What needs to be done
Go through the records below and show every line with the string "title".

─── Given records ───

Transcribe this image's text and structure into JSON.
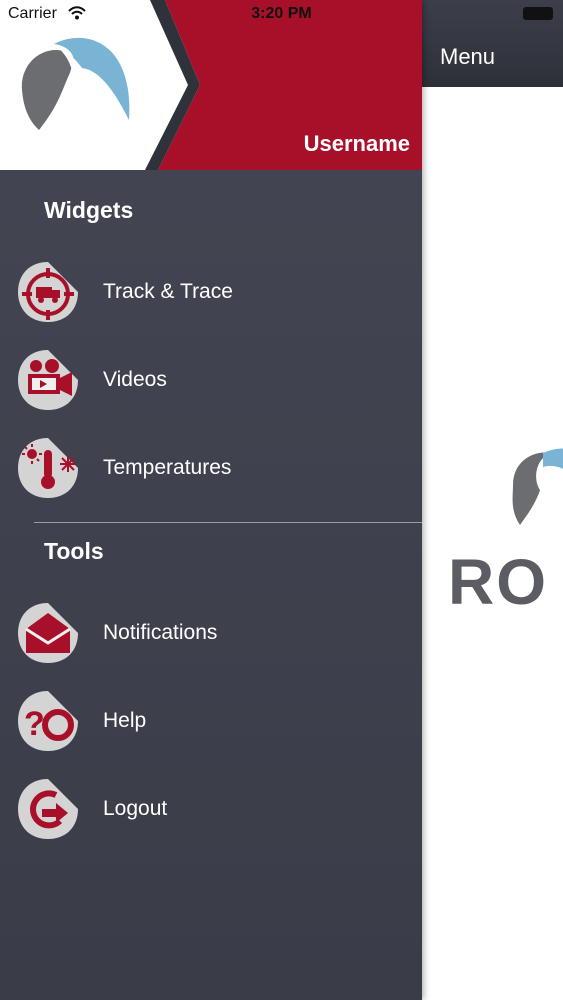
{
  "status_bar": {
    "carrier": "Carrier",
    "time": "3:20 PM"
  },
  "main": {
    "title": "Menu",
    "brand_text": "RO"
  },
  "drawer": {
    "username": "Username",
    "sections": [
      {
        "title": "Widgets",
        "items": [
          {
            "label": "Track & Trace",
            "icon": "truck-target-icon"
          },
          {
            "label": "Videos",
            "icon": "video-camera-icon"
          },
          {
            "label": "Temperatures",
            "icon": "thermometer-icon"
          }
        ]
      },
      {
        "title": "Tools",
        "items": [
          {
            "label": "Notifications",
            "icon": "envelope-icon"
          },
          {
            "label": "Help",
            "icon": "help-lifebuoy-icon"
          },
          {
            "label": "Logout",
            "icon": "logout-arrow-icon"
          }
        ]
      }
    ]
  },
  "colors": {
    "accent_red": "#a8102a",
    "drawer_bg": "#3f414d",
    "icon_bg": "#d4d4d4",
    "logo_gray": "#6b6d70",
    "logo_blue": "#7ab4d4"
  }
}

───

The completed task
    "title": "Menu",
        "title": "Widgets",
        "title": "Tools",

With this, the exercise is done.